:: Given records

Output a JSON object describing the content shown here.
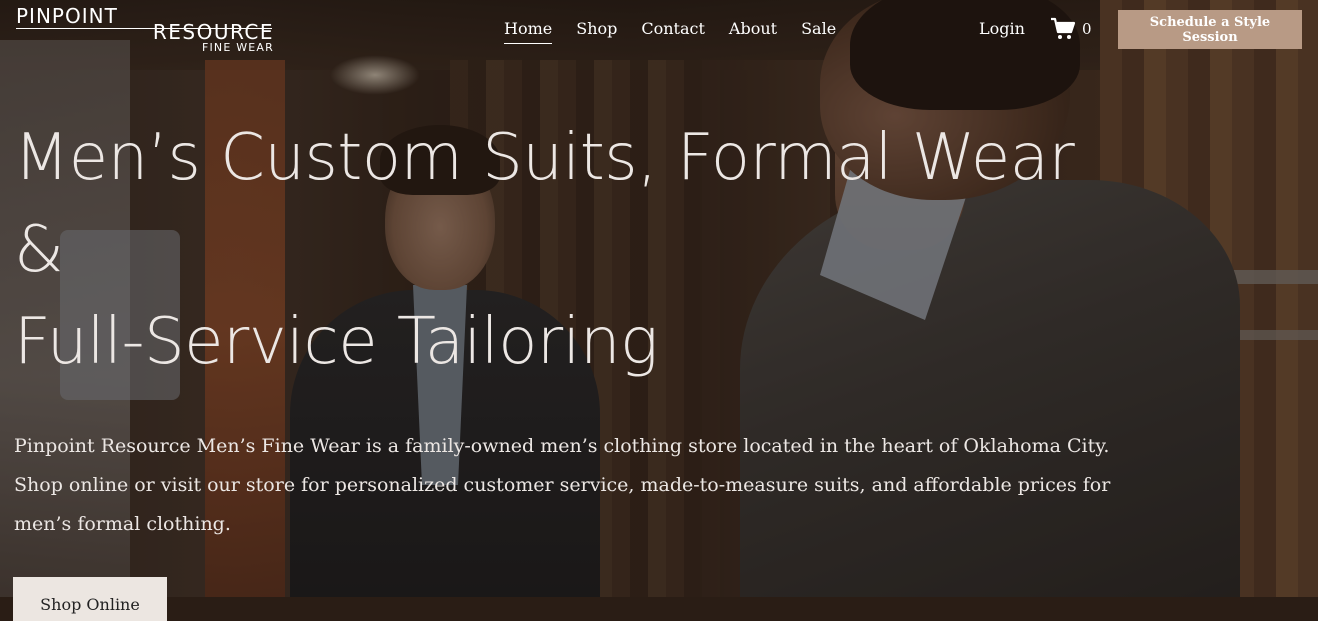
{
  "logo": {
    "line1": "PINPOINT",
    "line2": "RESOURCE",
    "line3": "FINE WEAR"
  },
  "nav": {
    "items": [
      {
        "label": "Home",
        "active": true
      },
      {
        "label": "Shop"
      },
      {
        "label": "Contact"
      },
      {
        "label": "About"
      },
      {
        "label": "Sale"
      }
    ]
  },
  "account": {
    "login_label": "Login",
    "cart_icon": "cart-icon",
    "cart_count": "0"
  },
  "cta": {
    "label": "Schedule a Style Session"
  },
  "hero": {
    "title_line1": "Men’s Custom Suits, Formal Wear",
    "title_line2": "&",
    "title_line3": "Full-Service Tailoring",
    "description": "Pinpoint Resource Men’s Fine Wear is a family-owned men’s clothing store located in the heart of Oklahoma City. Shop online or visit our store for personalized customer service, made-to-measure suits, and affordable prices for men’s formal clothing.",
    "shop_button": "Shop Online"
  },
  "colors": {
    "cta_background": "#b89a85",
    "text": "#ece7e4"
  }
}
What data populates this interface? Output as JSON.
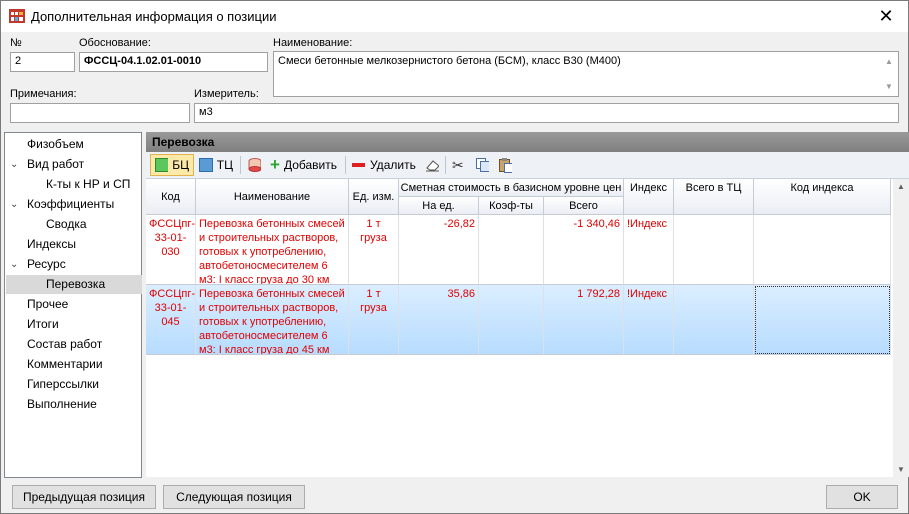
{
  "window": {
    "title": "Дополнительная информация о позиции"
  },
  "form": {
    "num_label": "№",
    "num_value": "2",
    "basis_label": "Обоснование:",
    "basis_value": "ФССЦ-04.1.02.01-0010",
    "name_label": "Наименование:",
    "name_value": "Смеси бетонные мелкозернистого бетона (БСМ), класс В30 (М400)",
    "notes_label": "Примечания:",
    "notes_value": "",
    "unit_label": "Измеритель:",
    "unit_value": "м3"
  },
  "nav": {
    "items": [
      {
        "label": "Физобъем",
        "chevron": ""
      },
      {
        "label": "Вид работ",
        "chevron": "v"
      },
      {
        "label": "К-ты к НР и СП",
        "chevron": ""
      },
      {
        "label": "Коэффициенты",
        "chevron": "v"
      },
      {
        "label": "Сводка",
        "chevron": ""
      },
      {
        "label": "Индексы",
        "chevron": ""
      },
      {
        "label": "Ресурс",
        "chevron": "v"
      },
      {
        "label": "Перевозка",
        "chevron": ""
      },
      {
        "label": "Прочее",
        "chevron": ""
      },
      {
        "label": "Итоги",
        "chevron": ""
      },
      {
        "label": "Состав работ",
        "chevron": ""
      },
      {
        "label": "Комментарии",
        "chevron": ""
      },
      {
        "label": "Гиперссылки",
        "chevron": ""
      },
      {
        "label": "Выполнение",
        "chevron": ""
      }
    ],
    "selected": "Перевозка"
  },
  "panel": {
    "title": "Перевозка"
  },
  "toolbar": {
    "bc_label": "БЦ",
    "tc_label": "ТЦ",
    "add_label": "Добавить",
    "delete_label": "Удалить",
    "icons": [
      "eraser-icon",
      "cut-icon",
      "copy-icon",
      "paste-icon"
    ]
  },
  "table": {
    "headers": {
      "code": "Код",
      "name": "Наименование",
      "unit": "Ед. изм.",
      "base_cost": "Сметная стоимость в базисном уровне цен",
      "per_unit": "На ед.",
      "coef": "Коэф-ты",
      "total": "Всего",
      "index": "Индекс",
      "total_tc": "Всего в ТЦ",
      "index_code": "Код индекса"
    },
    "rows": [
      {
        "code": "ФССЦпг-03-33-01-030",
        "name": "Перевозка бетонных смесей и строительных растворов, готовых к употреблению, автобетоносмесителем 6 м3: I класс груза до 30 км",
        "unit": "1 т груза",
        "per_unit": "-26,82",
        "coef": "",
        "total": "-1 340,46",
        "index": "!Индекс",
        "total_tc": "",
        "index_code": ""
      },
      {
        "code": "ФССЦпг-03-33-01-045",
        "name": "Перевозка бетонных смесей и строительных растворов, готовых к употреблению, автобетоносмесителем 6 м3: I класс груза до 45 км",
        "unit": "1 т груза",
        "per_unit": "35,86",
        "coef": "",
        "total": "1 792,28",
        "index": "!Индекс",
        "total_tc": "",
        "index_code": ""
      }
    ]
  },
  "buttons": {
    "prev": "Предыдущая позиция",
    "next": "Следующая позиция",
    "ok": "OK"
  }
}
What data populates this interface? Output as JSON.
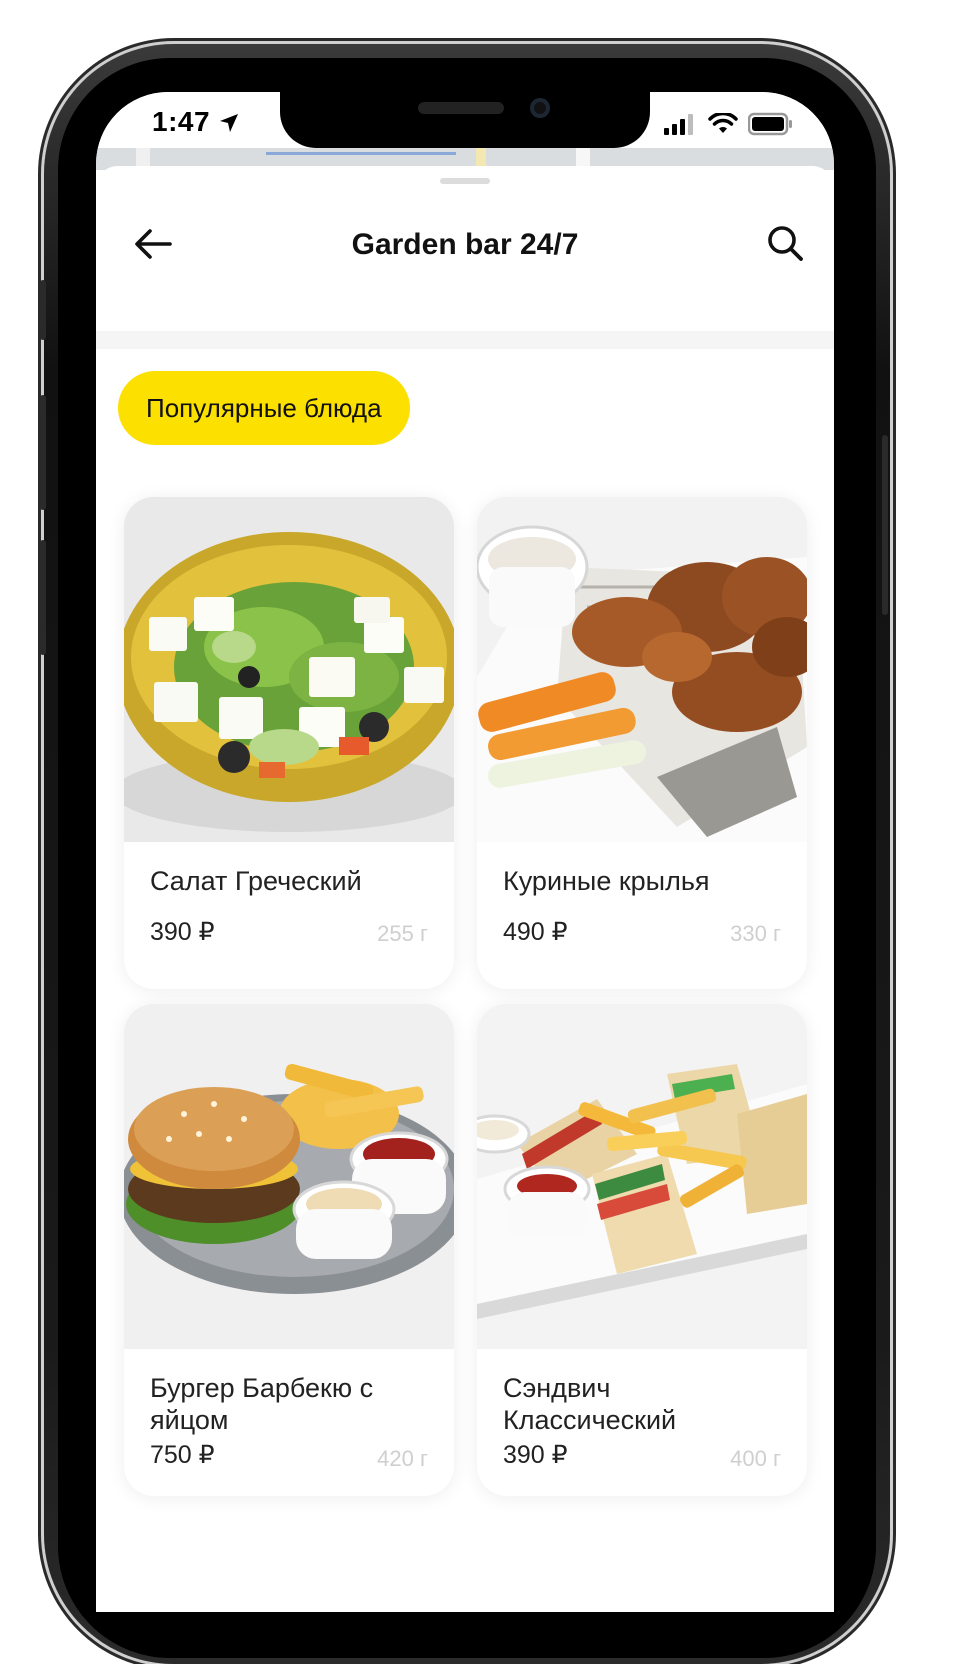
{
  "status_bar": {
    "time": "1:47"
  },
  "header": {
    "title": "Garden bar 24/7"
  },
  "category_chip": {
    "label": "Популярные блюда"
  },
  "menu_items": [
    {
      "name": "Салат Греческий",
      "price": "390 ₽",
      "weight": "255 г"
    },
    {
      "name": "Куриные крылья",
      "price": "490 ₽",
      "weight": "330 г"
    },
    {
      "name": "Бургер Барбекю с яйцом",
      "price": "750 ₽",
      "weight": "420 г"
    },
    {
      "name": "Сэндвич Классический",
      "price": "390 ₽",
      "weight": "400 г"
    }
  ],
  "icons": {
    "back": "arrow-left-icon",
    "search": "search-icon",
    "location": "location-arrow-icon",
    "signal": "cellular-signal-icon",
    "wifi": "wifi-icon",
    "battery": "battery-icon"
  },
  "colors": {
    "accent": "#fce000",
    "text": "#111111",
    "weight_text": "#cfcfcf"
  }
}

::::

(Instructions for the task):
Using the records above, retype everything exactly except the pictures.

(The answer):
Output a JSON object describing the content shown here.
{
  "logo": {
    "line1": "PINPOINT",
    "line2": "RESOURCE",
    "line3": "FINE WEAR"
  },
  "nav": {
    "items": [
      {
        "label": "Home",
        "active": true
      },
      {
        "label": "Shop"
      },
      {
        "label": "Contact"
      },
      {
        "label": "About"
      },
      {
        "label": "Sale"
      }
    ]
  },
  "account": {
    "login_label": "Login",
    "cart_icon": "cart-icon",
    "cart_count": "0"
  },
  "cta": {
    "label": "Schedule a Style Session"
  },
  "hero": {
    "title_line1": "Men’s Custom Suits, Formal Wear",
    "title_line2": "&",
    "title_line3": "Full-Service Tailoring",
    "description": "Pinpoint Resource Men’s Fine Wear is a family-owned men’s clothing store located in the heart of Oklahoma City. Shop online or visit our store for personalized customer service, made-to-measure suits, and affordable prices for men’s formal clothing.",
    "shop_button": "Shop Online"
  },
  "colors": {
    "cta_background": "#b89a85",
    "text": "#ece7e4"
  }
}
What data populates this interface? Output as JSON.
{
  "window": {
    "title": "Дополнительная информация о позиции"
  },
  "form": {
    "num_label": "№",
    "num_value": "2",
    "basis_label": "Обоснование:",
    "basis_value": "ФССЦ-04.1.02.01-0010",
    "name_label": "Наименование:",
    "name_value": "Смеси бетонные мелкозернистого бетона (БСМ), класс В30 (М400)",
    "notes_label": "Примечания:",
    "notes_value": "",
    "unit_label": "Измеритель:",
    "unit_value": "м3"
  },
  "nav": {
    "items": [
      {
        "label": "Физобъем",
        "chevron": ""
      },
      {
        "label": "Вид работ",
        "chevron": "v"
      },
      {
        "label": "К-ты к НР и СП",
        "chevron": ""
      },
      {
        "label": "Коэффициенты",
        "chevron": "v"
      },
      {
        "label": "Сводка",
        "chevron": ""
      },
      {
        "label": "Индексы",
        "chevron": ""
      },
      {
        "label": "Ресурс",
        "chevron": "v"
      },
      {
        "label": "Перевозка",
        "chevron": ""
      },
      {
        "label": "Прочее",
        "chevron": ""
      },
      {
        "label": "Итоги",
        "chevron": ""
      },
      {
        "label": "Состав работ",
        "chevron": ""
      },
      {
        "label": "Комментарии",
        "chevron": ""
      },
      {
        "label": "Гиперссылки",
        "chevron": ""
      },
      {
        "label": "Выполнение",
        "chevron": ""
      }
    ],
    "selected": "Перевозка"
  },
  "panel": {
    "title": "Перевозка"
  },
  "toolbar": {
    "bc_label": "БЦ",
    "tc_label": "ТЦ",
    "add_label": "Добавить",
    "delete_label": "Удалить",
    "icons": [
      "eraser-icon",
      "cut-icon",
      "copy-icon",
      "paste-icon"
    ]
  },
  "table": {
    "headers": {
      "code": "Код",
      "name": "Наименование",
      "unit": "Ед. изм.",
      "base_cost": "Сметная стоимость в базисном уровне цен",
      "per_unit": "На ед.",
      "coef": "Коэф-ты",
      "total": "Всего",
      "index": "Индекс",
      "total_tc": "Всего в ТЦ",
      "index_code": "Код индекса"
    },
    "rows": [
      {
        "code": "ФССЦпг-03-33-01-030",
        "name": "Перевозка бетонных смесей и строительных растворов, готовых к употреблению, автобетоносмесителем 6 м3: I класс груза до 30 км",
        "unit": "1 т груза",
        "per_unit": "-26,82",
        "coef": "",
        "total": "-1 340,46",
        "index": "!Индекс",
        "total_tc": "",
        "index_code": ""
      },
      {
        "code": "ФССЦпг-03-33-01-045",
        "name": "Перевозка бетонных смесей и строительных растворов, готовых к употреблению, автобетоносмесителем 6 м3: I класс груза до 45 км",
        "unit": "1 т груза",
        "per_unit": "35,86",
        "coef": "",
        "total": "1 792,28",
        "index": "!Индекс",
        "total_tc": "",
        "index_code": ""
      }
    ]
  },
  "buttons": {
    "prev": "Предыдущая позиция",
    "next": "Следующая позиция",
    "ok": "OK"
  }
}
What data populates this interface? Output as JSON.
{
  "status_bar": {
    "time": "1:47"
  },
  "header": {
    "title": "Garden bar 24/7"
  },
  "category_chip": {
    "label": "Популярные блюда"
  },
  "menu_items": [
    {
      "name": "Салат Греческий",
      "price": "390 ₽",
      "weight": "255 г"
    },
    {
      "name": "Куриные крылья",
      "price": "490 ₽",
      "weight": "330 г"
    },
    {
      "name": "Бургер Барбекю с яйцом",
      "price": "750 ₽",
      "weight": "420 г"
    },
    {
      "name": "Сэндвич Классический",
      "price": "390 ₽",
      "weight": "400 г"
    }
  ],
  "icons": {
    "back": "arrow-left-icon",
    "search": "search-icon",
    "location": "location-arrow-icon",
    "signal": "cellular-signal-icon",
    "wifi": "wifi-icon",
    "battery": "battery-icon"
  },
  "colors": {
    "accent": "#fce000",
    "text": "#111111",
    "weight_text": "#cfcfcf"
  }
}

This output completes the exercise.